Bear-ing up so far
The gnarled mass of root-wads, rocks and logs where Bear Creek meets the Rogue River looks more like a pile of slash ready for burning than a carefully constructed buffer protecting one piece of nature from another.
Eugene Wier picks his way carefully through it Tuesday as he treads where Bear Creek roiled five days ago when the winter's first significant rainstorm challenged this buffer's ability to curb erosion of banks exposed by the removal of Gold Ray Dam from the Rogue in 2010.
He likes what he sees.
"The flows put it to the test," says Wier, a natural resources technician for the Rogue Valley Council of Governments. "It's doing exactly what it's supposed to."
Halfway into the second winter since these banks saw air for the first time in 106 years, the engineered Bear Creek mouth — fortified to help keep the Rogue and Bear Creek in their channels — is getting good marks for toughness.
The structure now has taken two stiff jabs from small storm events almost exactly one year apart, with the most recent coming Thursday when flows peaked at what was a pretty run-of-the-mill level for the Upper Rogue River Basin.
But the rock, wood and gravel structures have yet to take one of nature's haymakers in the form of a significant flood event — one that will reveal whether the new-look creek mouth can really take a punch.
"Things aren't looking too bad right now, but we still haven't had a major test," says the RVCOG's Craig Tuss, who is overseeing rehabilitation efforts of stream banks exposed by the dam's removal.
"I'd say the jury is still out on how the creek mouth might change from a major storm," Tuss says.
Efforts to restore banks that have been underwater since the Teddy Roosevelt administration are halfway through a three-year program to turn what once was the bottom of Gold Ray reservoir into a free-flowing river.
In its day, the dam backed up water into two sloughs and in the main-stem Rogue up past the mouth of Bear Creek. The lower 1,000 feet of Bear Creek was like a stagnant extension of the reservoir.
The dam's demolition dropped lower Bear Creek by 5 feet and other downstream banks on the Rogue as much as 20 feet, leaving the vegetation line far from the water.
Perhaps the most tenuous piece of newly exposed dirt was on the south side of Bear Creek's mouth. High Rogue storm flows threatened to pound into it, and the soft bank, which had little vegetation at the time, had a strong chance of failing if left alone.
Armed with a $507,000 NOAA-Fisheries grant and some money left over from the federal stimulus grant used for dam removal, the Corvallis-based River Design Group went to work.
Computer models helped design a new meander channel for Bear Creek through the newly exposed stream bank. Specific-sized rocks were placed in the lower creek to absorb some of the energy of the rushing waters.
But the big bang came from root-wads and timbers — many salvaged from the original timber-crib Gold Ray Dam — that were dug into the banks to strengthen loose soils ready for planting.
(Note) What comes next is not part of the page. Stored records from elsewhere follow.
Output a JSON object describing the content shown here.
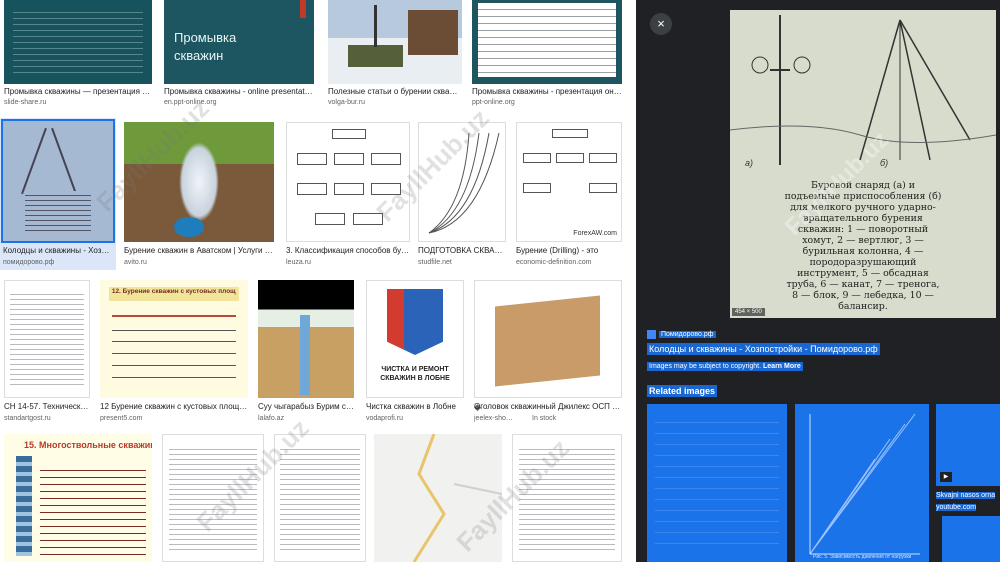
{
  "results": [
    {
      "title": "Промывка скважины — презентация на Sli...",
      "source": "slide-share.ru"
    },
    {
      "title": "Промывка скважины - online presentation",
      "source": "en.ppt-online.org",
      "slide_line1": "Промывка",
      "slide_line2": "скважин"
    },
    {
      "title": "Полезные статьи о бурении скважин...",
      "source": "volga-bur.ru"
    },
    {
      "title": "Промывка скважины - презентация онлай...",
      "source": "ppt-online.org"
    },
    {
      "title": "Колодцы и скважины - Хозпо...",
      "source": "помидорово.рф"
    },
    {
      "title": "Бурение скважин в Аватском | Услуги | А...",
      "source": "avito.ru"
    },
    {
      "title": "3. Классификация способов бур...",
      "source": "leuza.ru"
    },
    {
      "title": "ПОДГОТОВКА СКВАЖ...",
      "source": "studfile.net"
    },
    {
      "title": "Бурение (Drilling) - это",
      "source": "economic-definition.com",
      "overlay": "ForexAW.com"
    },
    {
      "title": "СН 14-57. Технические...",
      "source": "standartgost.ru"
    },
    {
      "title": "12 Бурение скважин с кустовых площад...",
      "source": "present5.com",
      "card_heading": "12. Бурение скважин с кустовых площадок"
    },
    {
      "title": "Суу чыгарабыз Бурим ск...",
      "source": "lalafo.az"
    },
    {
      "title": "Чистка скважин в Лобне",
      "source": "vodaprofi.ru",
      "poster_text": "ЧИСТКА И РЕМОНТ СКВАЖИН В ЛОБНЕ"
    },
    {
      "title": "Оголовок скважинный Джилекс ОСП 14...",
      "source": "jeelex-shop.ru",
      "in_stock": "In stock"
    },
    {
      "title": "",
      "source": "",
      "card_heading": "15. Многоствольные скважины"
    },
    {
      "title": "",
      "source": ""
    },
    {
      "title": "",
      "source": ""
    },
    {
      "title": "",
      "source": ""
    },
    {
      "title": "",
      "source": ""
    }
  ],
  "viewer": {
    "close_icon": "×",
    "dimensions": "454 × 500",
    "caption_lines": [
      "Буровой снаряд (а) и",
      "подъемные приспособления (б)",
      "для мелкого ручного ударно-",
      "вращательного бурения",
      "скважин: 1 — поворотный",
      "хомут, 2 — вертлюг, 3 —",
      "бурильная колонна, 4 —",
      "породоразрушающий",
      "инструмент, 5 — обсадная",
      "труба, 6 — канат, 7 — тренога,",
      "8 — блок, 9 — лебедка, 10 —",
      "балансир."
    ],
    "fig_label_a": "а)",
    "fig_label_b": "б)",
    "site_name": "Помидорово.рф",
    "page_title": "Колодцы и скважины - Хозпостройки - Помидорово.рф",
    "copyright_text": "Images may be subject to copyright.",
    "learn_more": "Learn More",
    "related_title": "Related images",
    "related": [
      {
        "label": ""
      },
      {
        "label": ""
      },
      {
        "label": "Skvajni nasos orna",
        "source": "youtube.com"
      }
    ],
    "related_fig_caption": "Рис. 5. Зависимость давления от нагрузки"
  },
  "watermark_text": "FayllHub.uz",
  "colors": {
    "accent": "#1a73e8",
    "viewer_bg": "#202124",
    "highlight": "#1967d2"
  }
}
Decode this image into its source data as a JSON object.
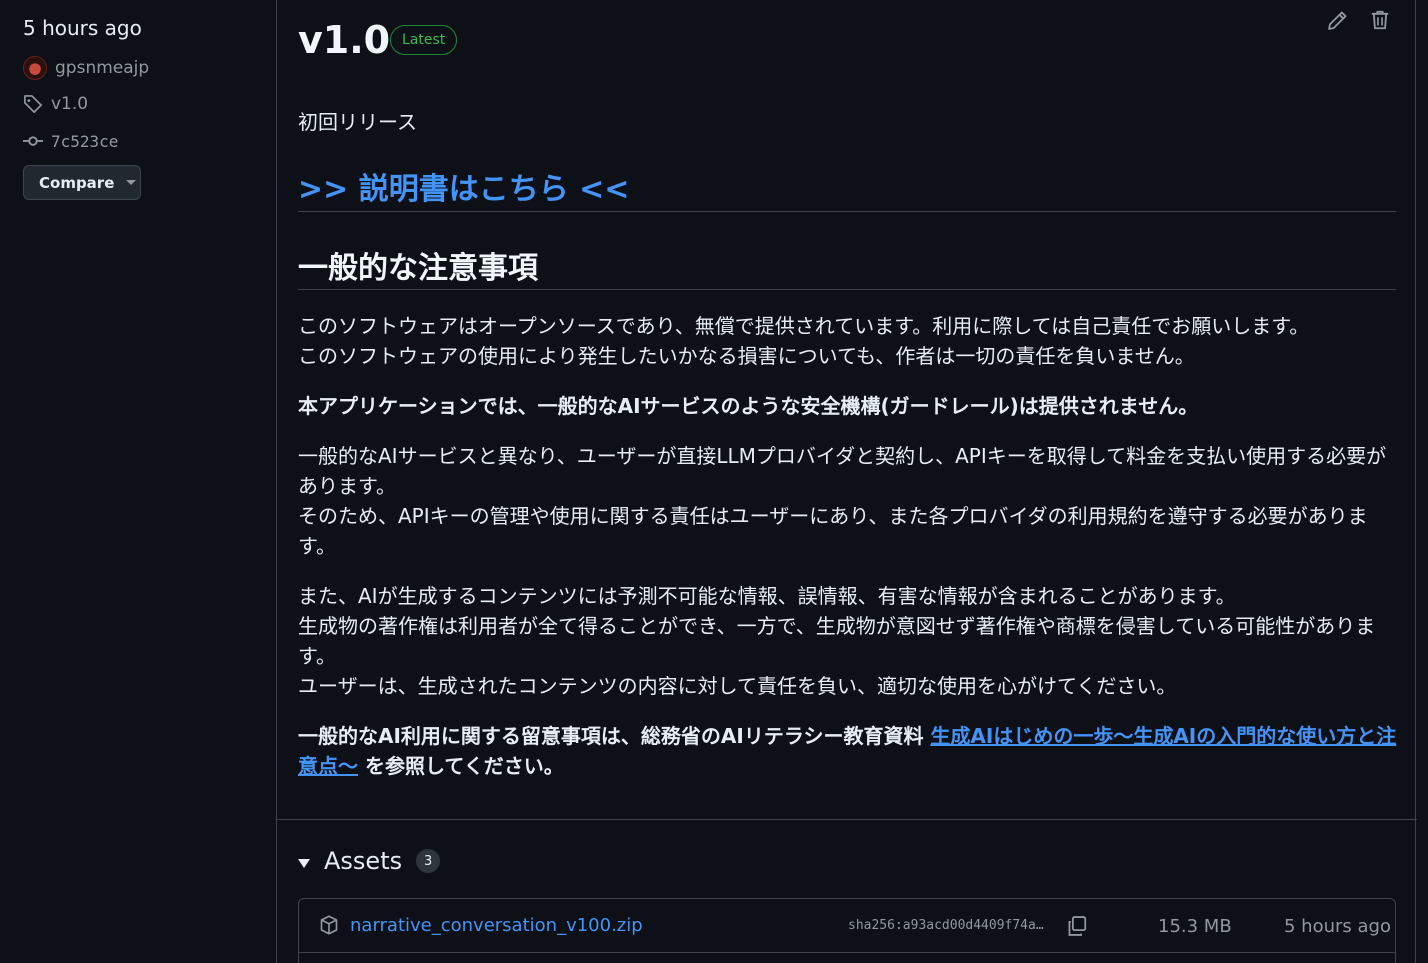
{
  "sidebar": {
    "time": "5 hours ago",
    "author": "gpsnmeajp",
    "tag": "v1.0",
    "commit": "7c523ce",
    "compare_label": "Compare"
  },
  "release": {
    "title": "v1.0",
    "badge": "Latest",
    "intro": "初回リリース",
    "manual_link": ">> 説明書はこちら <<",
    "section_heading": "一般的な注意事項",
    "para1_line1": "このソフトウェアはオープンソースであり、無償で提供されています。利用に際しては自己責任でお願いします。",
    "para1_line2": "このソフトウェアの使用により発生したいかなる損害についても、作者は一切の責任を負いません。",
    "para2_bold": "本アプリケーションでは、一般的なAIサービスのような安全機構(ガードレール)は提供されません。",
    "para3_line1": "一般的なAIサービスと異なり、ユーザーが直接LLMプロバイダと契約し、APIキーを取得して料金を支払い使用する必要があります。",
    "para3_line2": "そのため、APIキーの管理や使用に関する責任はユーザーにあり、また各プロバイダの利用規約を遵守する必要があります。",
    "para4_line1": "また、AIが生成するコンテンツには予測不可能な情報、誤情報、有害な情報が含まれることがあります。",
    "para4_line2": "生成物の著作権は利用者が全て得ることができ、一方で、生成物が意図せず著作権や商標を侵害している可能性があります。",
    "para4_line3": "ユーザーは、生成されたコンテンツの内容に対して責任を負い、適切な使用を心がけてください。",
    "para5_prefix": "一般的なAI利用に関する留意事項は、総務省のAIリテラシー教育資料 ",
    "para5_link": "生成AIはじめの一歩～生成AIの入門的な使い方と注意点～",
    "para5_suffix": " を参照してください。"
  },
  "assets": {
    "title": "Assets",
    "count": "3",
    "items": [
      {
        "name": "narrative_conversation_v100.zip",
        "sha": "sha256:a93acd00d4409f74a…",
        "size": "15.3 MB",
        "time": "5 hours ago"
      }
    ]
  },
  "colors": {
    "background": "#0d1117",
    "link": "#4493f8",
    "latest_green": "#3fb950",
    "border": "#3d444d"
  },
  "icons": [
    "tag-icon",
    "commit-icon",
    "pencil-icon",
    "trash-icon",
    "package-icon",
    "copy-icon"
  ]
}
Since then, the RVCOG and local organizers have marshaled volunteers to plant thousands of native plants and willow shoots whose roots over time will give the banks greater strength to withstand storm runoff.
"Bear Creek's looking pretty good," says Scott Wright, River Design Group's chief designer on the project. "It's got a nice pool-riffle sequence.
"Things will only get better in time if we get more vegetation growth."
Until then, all eyes are on the Bear Creek mouth every time the river rises.
The first test came Jan. 16, 2011, when storms swelled the creek and the Rogue peaked at about 18,000 cubic feet per second at the mouth. That's the kind of winter storm that statistically can be expected every other year — not huge, but a good first test.
Last week's storm peaked at about 12,600 cfs there late Thursday, and all the main structures are still in place.
"Think about how much pressure this thing has taken, and it looks great," Wier says.
Reach reporter Mark Freeman at 541-776-4470, or email at email@example.com.